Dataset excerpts
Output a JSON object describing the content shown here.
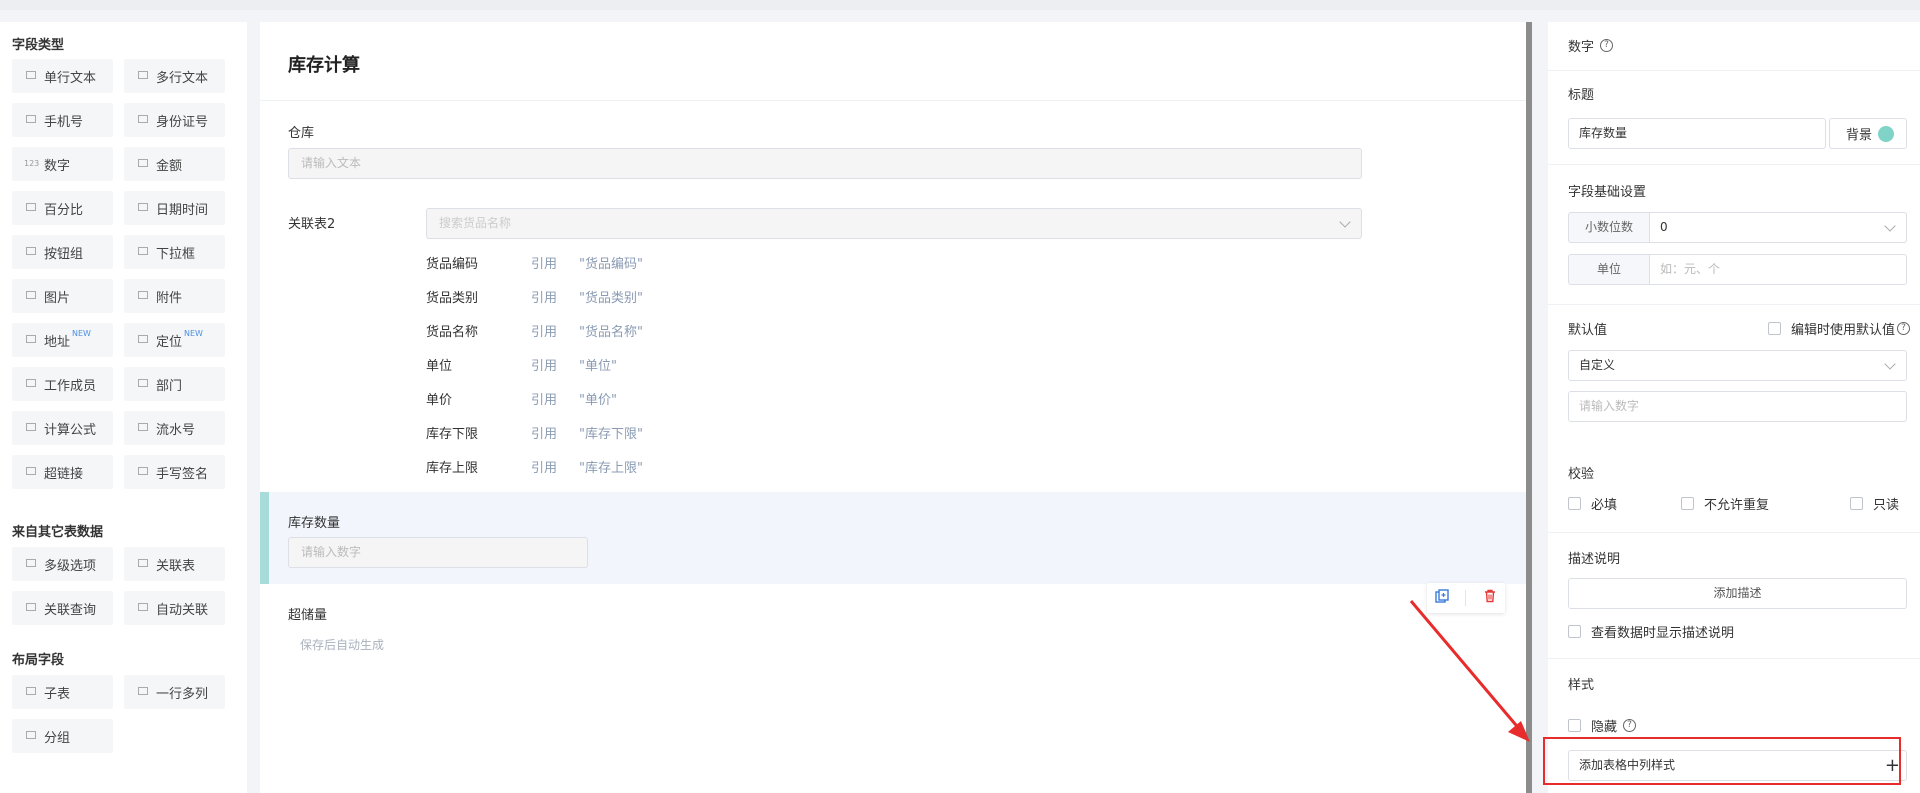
{
  "palette": {
    "sections": [
      "字段类型",
      "来自其它表数据",
      "布局字段"
    ],
    "basic_fields": [
      {
        "label": "单行文本",
        "icon": "single-line-icon"
      },
      {
        "label": "多行文本",
        "icon": "multi-line-icon"
      },
      {
        "label": "手机号",
        "icon": "phone-icon"
      },
      {
        "label": "身份证号",
        "icon": "id-card-icon"
      },
      {
        "label": "数字",
        "icon": "number-icon",
        "glyph": "123"
      },
      {
        "label": "金额",
        "icon": "money-icon"
      },
      {
        "label": "百分比",
        "icon": "percent-icon"
      },
      {
        "label": "日期时间",
        "icon": "calendar-icon"
      },
      {
        "label": "按钮组",
        "icon": "radio-icon"
      },
      {
        "label": "下拉框",
        "icon": "dropdown-icon"
      },
      {
        "label": "图片",
        "icon": "image-icon"
      },
      {
        "label": "附件",
        "icon": "attachment-icon"
      },
      {
        "label": "地址",
        "icon": "address-icon",
        "badge": "NEW"
      },
      {
        "label": "定位",
        "icon": "location-icon",
        "badge": "NEW"
      },
      {
        "label": "工作成员",
        "icon": "member-icon"
      },
      {
        "label": "部门",
        "icon": "department-icon"
      },
      {
        "label": "计算公式",
        "icon": "formula-icon"
      },
      {
        "label": "流水号",
        "icon": "serial-icon"
      },
      {
        "label": "超链接",
        "icon": "link-icon"
      },
      {
        "label": "手写签名",
        "icon": "signature-icon"
      }
    ],
    "other_fields": [
      {
        "label": "多级选项",
        "icon": "cascade-icon"
      },
      {
        "label": "关联表",
        "icon": "relation-icon"
      },
      {
        "label": "关联查询",
        "icon": "query-icon"
      },
      {
        "label": "自动关联",
        "icon": "auto-link-icon"
      }
    ],
    "layout_fields": [
      {
        "label": "子表",
        "icon": "subtable-icon"
      },
      {
        "label": "一行多列",
        "icon": "columns-icon"
      },
      {
        "label": "分组",
        "icon": "group-icon"
      }
    ]
  },
  "form": {
    "title": "库存计算",
    "warehouse": {
      "label": "仓库",
      "placeholder": "请输入文本"
    },
    "relation": {
      "label": "关联表2",
      "placeholder": "搜索货品名称",
      "refs": [
        {
          "name": "货品编码",
          "kw": "引用",
          "value": "\"货品编码\""
        },
        {
          "name": "货品类别",
          "kw": "引用",
          "value": "\"货品类别\""
        },
        {
          "name": "货品名称",
          "kw": "引用",
          "value": "\"货品名称\""
        },
        {
          "name": "单位",
          "kw": "引用",
          "value": "\"单位\""
        },
        {
          "name": "单价",
          "kw": "引用",
          "value": "\"单价\""
        },
        {
          "name": "库存下限",
          "kw": "引用",
          "value": "\"库存下限\""
        },
        {
          "name": "库存上限",
          "kw": "引用",
          "value": "\"库存上限\""
        }
      ]
    },
    "stock_qty": {
      "label": "库存数量",
      "placeholder": "请输入数字"
    },
    "overstock": {
      "label": "超储量",
      "hint": "保存后自动生成"
    }
  },
  "props": {
    "type_title": "数字",
    "title_label": "标题",
    "title_value": "库存数量",
    "bg_label": "背景",
    "bg_color": "#7fd3c7",
    "basic_settings": "字段基础设置",
    "decimals_label": "小数位数",
    "decimals_value": "0",
    "unit_label": "单位",
    "unit_placeholder": "如：元、个",
    "default_label": "默认值",
    "use_default_on_edit": "编辑时使用默认值",
    "default_mode": "自定义",
    "default_placeholder": "请输入数字",
    "validate_label": "校验",
    "required": "必填",
    "no_duplicate": "不允许重复",
    "readonly": "只读",
    "desc_label": "描述说明",
    "add_desc": "添加描述",
    "show_desc": "查看数据时显示描述说明",
    "style_label": "样式",
    "hidden": "隐藏",
    "add_col_style": "添加表格中列样式",
    "plus": "+"
  },
  "annotation_color": "#e82b2b"
}
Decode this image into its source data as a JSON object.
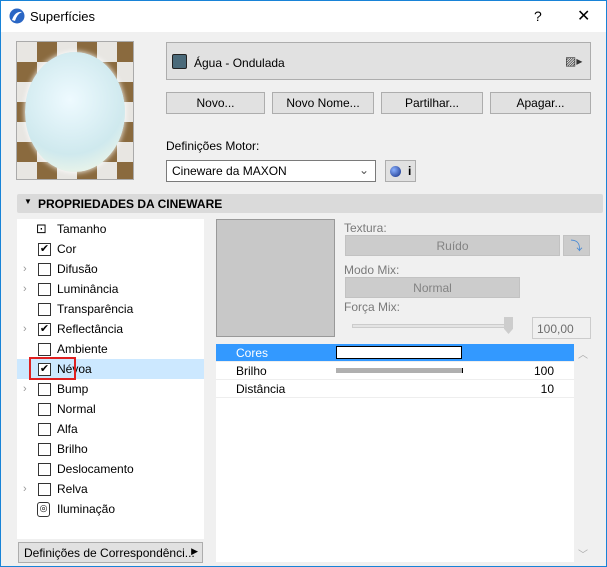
{
  "window": {
    "title": "Superfícies",
    "help": "?",
    "close": "✕"
  },
  "material": {
    "name": "Água - Ondulada",
    "swatch_color": "#4a6a7a"
  },
  "buttons": {
    "new": "Novo...",
    "rename": "Novo Nome...",
    "share": "Partilhar...",
    "delete": "Apagar..."
  },
  "engine": {
    "label": "Definições Motor:",
    "value": "Cineware da MAXON",
    "info": "i"
  },
  "section": {
    "title": "PROPRIEDADES DA CINEWARE"
  },
  "channels": [
    {
      "label": "Tamanho",
      "kind": "size",
      "expand": false
    },
    {
      "label": "Cor",
      "checked": true,
      "expand": false
    },
    {
      "label": "Difusão",
      "checked": false,
      "expand": true
    },
    {
      "label": "Luminância",
      "checked": false,
      "expand": true
    },
    {
      "label": "Transparência",
      "checked": false,
      "expand": false
    },
    {
      "label": "Reflectância",
      "checked": true,
      "expand": true
    },
    {
      "label": "Ambiente",
      "checked": false,
      "expand": false
    },
    {
      "label": "Névoa",
      "checked": true,
      "expand": false,
      "selected": true
    },
    {
      "label": "Bump",
      "checked": false,
      "expand": true
    },
    {
      "label": "Normal",
      "checked": false,
      "expand": false
    },
    {
      "label": "Alfa",
      "checked": false,
      "expand": false
    },
    {
      "label": "Brilho",
      "checked": false,
      "expand": false
    },
    {
      "label": "Deslocamento",
      "checked": false,
      "expand": false
    },
    {
      "label": "Relva",
      "checked": false,
      "expand": true
    },
    {
      "label": "Iluminação",
      "kind": "light",
      "expand": false
    }
  ],
  "mapping_button": "Definições de Correspondênci...",
  "texture": {
    "label": "Textura:",
    "value": "Ruído"
  },
  "mix_mode": {
    "label": "Modo Mix:",
    "value": "Normal"
  },
  "mix_strength": {
    "label": "Força Mix:",
    "value": "100,00",
    "slider_percent": 100
  },
  "params": [
    {
      "name": "Cores",
      "type": "color",
      "color": "#ffffff"
    },
    {
      "name": "Brilho",
      "value": "100",
      "bar_percent": 100
    },
    {
      "name": "Distância",
      "value": "10"
    }
  ]
}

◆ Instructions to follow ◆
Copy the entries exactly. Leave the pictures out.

◆ Exercise solution ◆
Output a JSON object describing the content shown here.
{
  "palette": {
    "sections": [
      "字段类型",
      "来自其它表数据",
      "布局字段"
    ],
    "basic_fields": [
      {
        "label": "单行文本",
        "icon": "single-line-icon"
      },
      {
        "label": "多行文本",
        "icon": "multi-line-icon"
      },
      {
        "label": "手机号",
        "icon": "phone-icon"
      },
      {
        "label": "身份证号",
        "icon": "id-card-icon"
      },
      {
        "label": "数字",
        "icon": "number-icon",
        "glyph": "123"
      },
      {
        "label": "金额",
        "icon": "money-icon"
      },
      {
        "label": "百分比",
        "icon": "percent-icon"
      },
      {
        "label": "日期时间",
        "icon": "calendar-icon"
      },
      {
        "label": "按钮组",
        "icon": "radio-icon"
      },
      {
        "label": "下拉框",
        "icon": "dropdown-icon"
      },
      {
        "label": "图片",
        "icon": "image-icon"
      },
      {
        "label": "附件",
        "icon": "attachment-icon"
      },
      {
        "label": "地址",
        "icon": "address-icon",
        "badge": "NEW"
      },
      {
        "label": "定位",
        "icon": "location-icon",
        "badge": "NEW"
      },
      {
        "label": "工作成员",
        "icon": "member-icon"
      },
      {
        "label": "部门",
        "icon": "department-icon"
      },
      {
        "label": "计算公式",
        "icon": "formula-icon"
      },
      {
        "label": "流水号",
        "icon": "serial-icon"
      },
      {
        "label": "超链接",
        "icon": "link-icon"
      },
      {
        "label": "手写签名",
        "icon": "signature-icon"
      }
    ],
    "other_fields": [
      {
        "label": "多级选项",
        "icon": "cascade-icon"
      },
      {
        "label": "关联表",
        "icon": "relation-icon"
      },
      {
        "label": "关联查询",
        "icon": "query-icon"
      },
      {
        "label": "自动关联",
        "icon": "auto-link-icon"
      }
    ],
    "layout_fields": [
      {
        "label": "子表",
        "icon": "subtable-icon"
      },
      {
        "label": "一行多列",
        "icon": "columns-icon"
      },
      {
        "label": "分组",
        "icon": "group-icon"
      }
    ]
  },
  "form": {
    "title": "库存计算",
    "warehouse": {
      "label": "仓库",
      "placeholder": "请输入文本"
    },
    "relation": {
      "label": "关联表2",
      "placeholder": "搜索货品名称",
      "refs": [
        {
          "name": "货品编码",
          "kw": "引用",
          "value": "\"货品编码\""
        },
        {
          "name": "货品类别",
          "kw": "引用",
          "value": "\"货品类别\""
        },
        {
          "name": "货品名称",
          "kw": "引用",
          "value": "\"货品名称\""
        },
        {
          "name": "单位",
          "kw": "引用",
          "value": "\"单位\""
        },
        {
          "name": "单价",
          "kw": "引用",
          "value": "\"单价\""
        },
        {
          "name": "库存下限",
          "kw": "引用",
          "value": "\"库存下限\""
        },
        {
          "name": "库存上限",
          "kw": "引用",
          "value": "\"库存上限\""
        }
      ]
    },
    "stock_qty": {
      "label": "库存数量",
      "placeholder": "请输入数字"
    },
    "overstock": {
      "label": "超储量",
      "hint": "保存后自动生成"
    }
  },
  "props": {
    "type_title": "数字",
    "title_label": "标题",
    "title_value": "库存数量",
    "bg_label": "背景",
    "bg_color": "#7fd3c7",
    "basic_settings": "字段基础设置",
    "decimals_label": "小数位数",
    "decimals_value": "0",
    "unit_label": "单位",
    "unit_placeholder": "如：元、个",
    "default_label": "默认值",
    "use_default_on_edit": "编辑时使用默认值",
    "default_mode": "自定义",
    "default_placeholder": "请输入数字",
    "validate_label": "校验",
    "required": "必填",
    "no_duplicate": "不允许重复",
    "readonly": "只读",
    "desc_label": "描述说明",
    "add_desc": "添加描述",
    "show_desc": "查看数据时显示描述说明",
    "style_label": "样式",
    "hidden": "隐藏",
    "add_col_style": "添加表格中列样式",
    "plus": "+"
  },
  "annotation_color": "#e82b2b"
}
Decode this image into its source data as a JSON object.
{
  "window": {
    "title": "Superfícies",
    "help": "?",
    "close": "✕"
  },
  "material": {
    "name": "Água - Ondulada",
    "swatch_color": "#4a6a7a"
  },
  "buttons": {
    "new": "Novo...",
    "rename": "Novo Nome...",
    "share": "Partilhar...",
    "delete": "Apagar..."
  },
  "engine": {
    "label": "Definições Motor:",
    "value": "Cineware da MAXON",
    "info": "i"
  },
  "section": {
    "title": "PROPRIEDADES DA CINEWARE"
  },
  "channels": [
    {
      "label": "Tamanho",
      "kind": "size",
      "expand": false
    },
    {
      "label": "Cor",
      "checked": true,
      "expand": false
    },
    {
      "label": "Difusão",
      "checked": false,
      "expand": true
    },
    {
      "label": "Luminância",
      "checked": false,
      "expand": true
    },
    {
      "label": "Transparência",
      "checked": false,
      "expand": false
    },
    {
      "label": "Reflectância",
      "checked": true,
      "expand": true
    },
    {
      "label": "Ambiente",
      "checked": false,
      "expand": false
    },
    {
      "label": "Névoa",
      "checked": true,
      "expand": false,
      "selected": true
    },
    {
      "label": "Bump",
      "checked": false,
      "expand": true
    },
    {
      "label": "Normal",
      "checked": false,
      "expand": false
    },
    {
      "label": "Alfa",
      "checked": false,
      "expand": false
    },
    {
      "label": "Brilho",
      "checked": false,
      "expand": false
    },
    {
      "label": "Deslocamento",
      "checked": false,
      "expand": false
    },
    {
      "label": "Relva",
      "checked": false,
      "expand": true
    },
    {
      "label": "Iluminação",
      "kind": "light",
      "expand": false
    }
  ],
  "mapping_button": "Definições de Correspondênci...",
  "texture": {
    "label": "Textura:",
    "value": "Ruído"
  },
  "mix_mode": {
    "label": "Modo Mix:",
    "value": "Normal"
  },
  "mix_strength": {
    "label": "Força Mix:",
    "value": "100,00",
    "slider_percent": 100
  },
  "params": [
    {
      "name": "Cores",
      "type": "color",
      "color": "#ffffff"
    },
    {
      "name": "Brilho",
      "value": "100",
      "bar_percent": 100
    },
    {
      "name": "Distância",
      "value": "10"
    }
  ]
}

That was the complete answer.